Meanwhile, the soccer federation announced that the 1980-81 season would not begin until the scandal was resolved, and the group lifted a 1965 ban on signing foreign players with the prospects of many super stars' futures being ruined. Already, three big-name foreigners have signed with Italian teams and numerous others are being courted.

The controversy severely effected Coach Enzo Bearzot's plans for the Italian national team. He named a provisional squad for the European Cup, but many of his players would not compete with star striker Rossi and others absent. But this week, optimism has developed because of problems on other national squads, such as England's.

The federation handed down lifetime suspensions to Colombo (accused of being a go-between for the bribers and the Lazio players), Albertosi and Cacciatori five years to della Martira and Pellegrini, three years to Rossi and Perugia teammate Luciano Zecchia and shorter suspensions to four other players, including Giordano. Seven players were absolved.

In addition, A.C. Milan was dropped to last place in the First Division, effectively relegating the club to the Second Division for the first time in its history. Perugia and Avellino were penalized five points at the start of next season (a severe handicap in Italian soccer) and Lazio was fined about $12,000.

Milan fans have threatened violent action during European Cup games in that city because of the action.

The Italian fans, who will hand down the final verdict on the health and durability of the game here, tend to be philosophical about the scandal.

"The scandal is reality -- it is truth," said Rome taxi driver Francesco Meroni. "Betting and fixing are common.
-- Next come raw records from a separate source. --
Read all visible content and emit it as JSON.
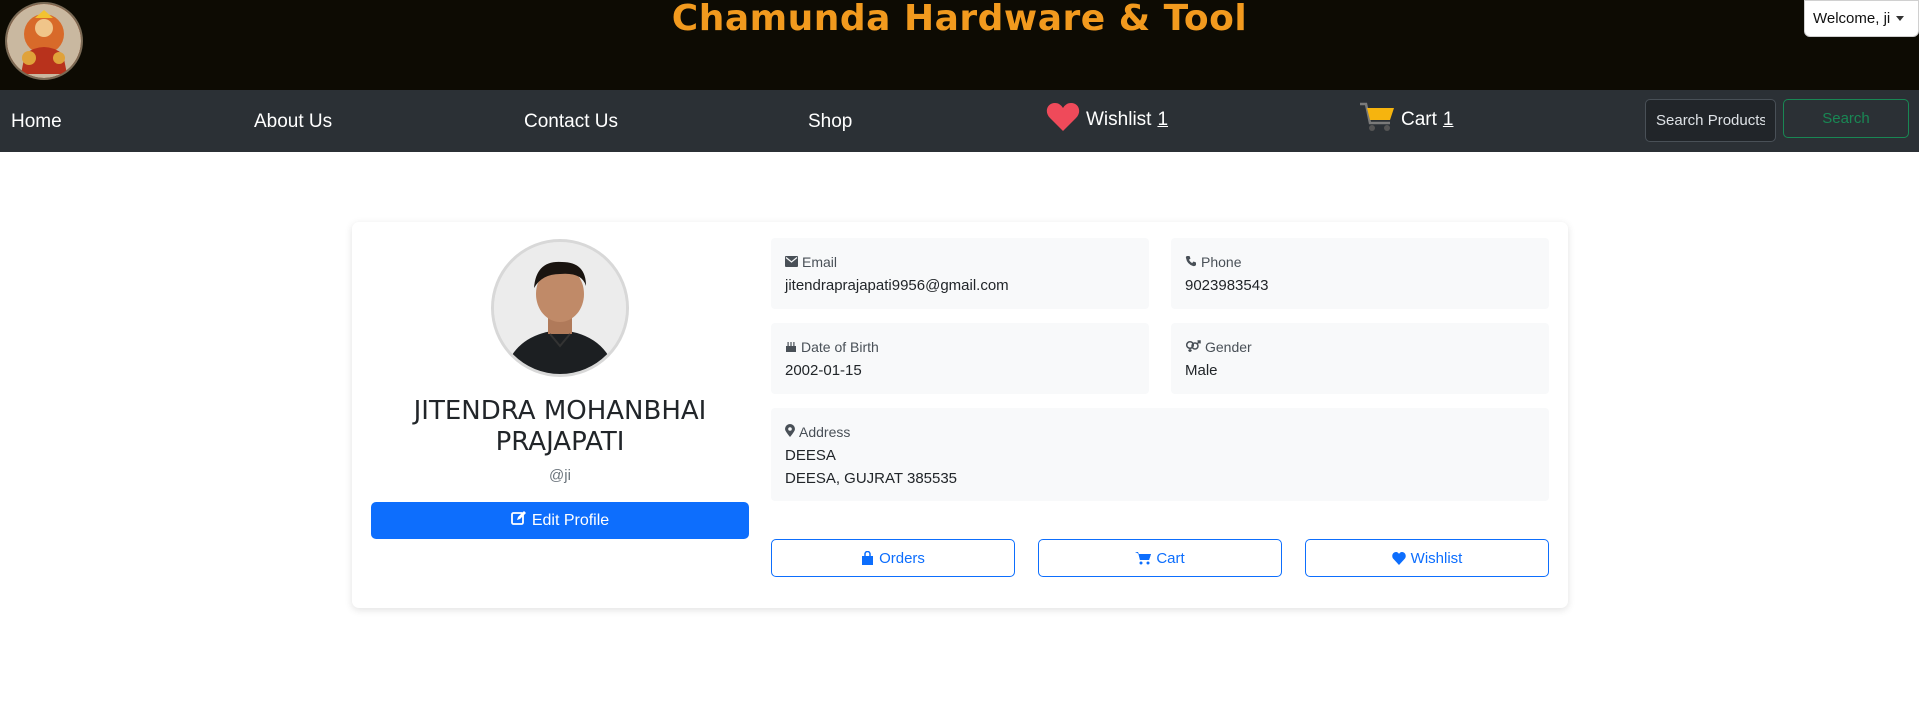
{
  "header": {
    "site_title": "Chamunda Hardware & Tool",
    "welcome_label": "Welcome, ji"
  },
  "nav": {
    "home": "Home",
    "about": "About Us",
    "contact": "Contact Us",
    "shop": "Shop",
    "wishlist_label": "Wishlist",
    "wishlist_count": "1",
    "cart_label": "Cart",
    "cart_count": "1",
    "search_placeholder": "Search Products",
    "search_button": "Search"
  },
  "profile": {
    "full_name": "JITENDRA MOHANBHAI PRAJAPATI",
    "username": "@ji",
    "edit_label": "Edit Profile",
    "email_label": "Email",
    "email": "jitendraprajapati9956@gmail.com",
    "phone_label": "Phone",
    "phone": "9023983543",
    "dob_label": "Date of Birth",
    "dob": "2002-01-15",
    "gender_label": "Gender",
    "gender": "Male",
    "address_label": "Address",
    "address_line1": "DEESA",
    "address_line2": "DEESA, GUJRAT 385535"
  },
  "actions": {
    "orders": "Orders",
    "cart": "Cart",
    "wishlist": "Wishlist"
  },
  "colors": {
    "brand_orange": "#f29a1e",
    "primary_blue": "#0d6efd",
    "success_green": "#198754",
    "heart_red": "#ef4a5a",
    "cart_yellow": "#f6b40e"
  },
  "icons": [
    "logo",
    "heart-icon",
    "cart-icon",
    "envelope-icon",
    "phone-icon",
    "birthday-cake-icon",
    "gender-icon",
    "map-marker-icon",
    "edit-icon",
    "shopping-bag-icon",
    "shopping-cart-icon"
  ]
}
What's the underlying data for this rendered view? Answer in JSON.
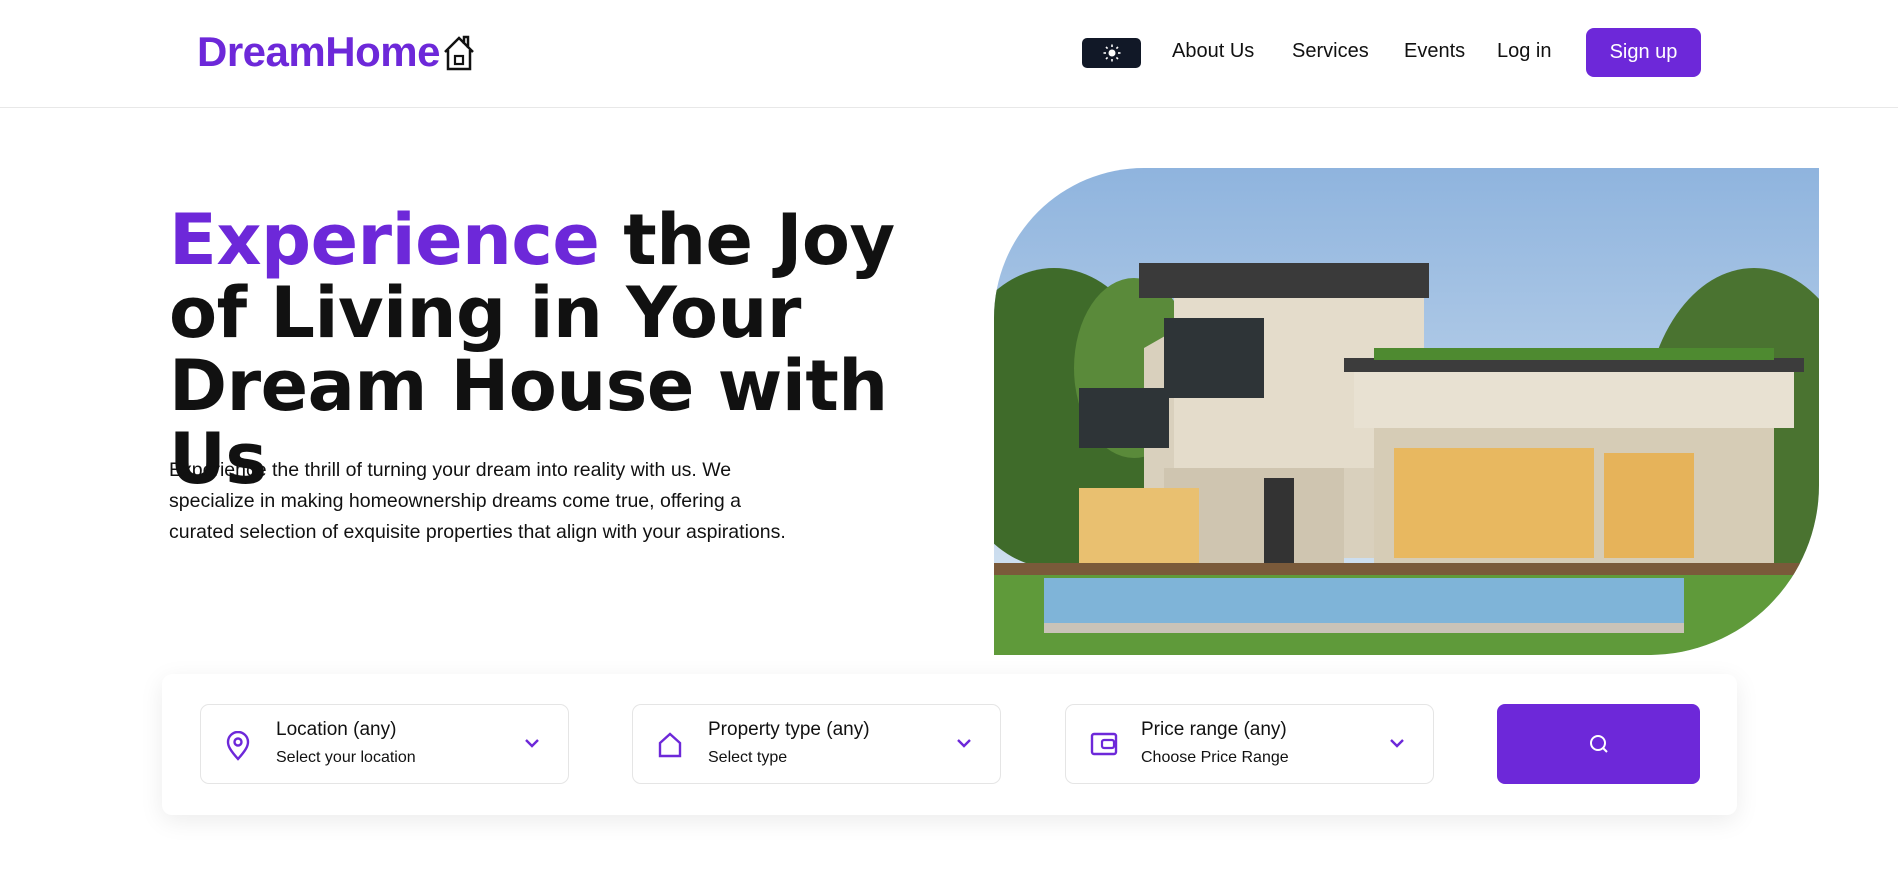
{
  "brand": {
    "name": "DreamHome",
    "accent": "#6d28d9"
  },
  "nav": {
    "theme_icon": "sun-icon",
    "items": [
      {
        "label": "About Us"
      },
      {
        "label": "Services"
      },
      {
        "label": "Events"
      },
      {
        "label": "Log in"
      }
    ],
    "signup": "Sign up"
  },
  "hero": {
    "title_accent": "Experience",
    "title_rest": " the Joy of Living in Your Dream House with Us",
    "text": "Experience the thrill of turning your dream into reality with us. We specialize in making homeownership dreams come true, offering a curated selection of exquisite properties that align with your aspirations."
  },
  "search": {
    "fields": [
      {
        "title": "Location (any)",
        "subtitle": "Select your location",
        "icon": "map-pin-icon"
      },
      {
        "title": "Property type (any)",
        "subtitle": "Select type",
        "icon": "home-icon"
      },
      {
        "title": "Price range (any)",
        "subtitle": "Choose Price Range",
        "icon": "wallet-icon"
      }
    ],
    "button_icon": "search-icon"
  }
}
I'm happy to see these players disqualified because it cleans up the game and this is good because a lot of Italians invest their lives in Sunday sports."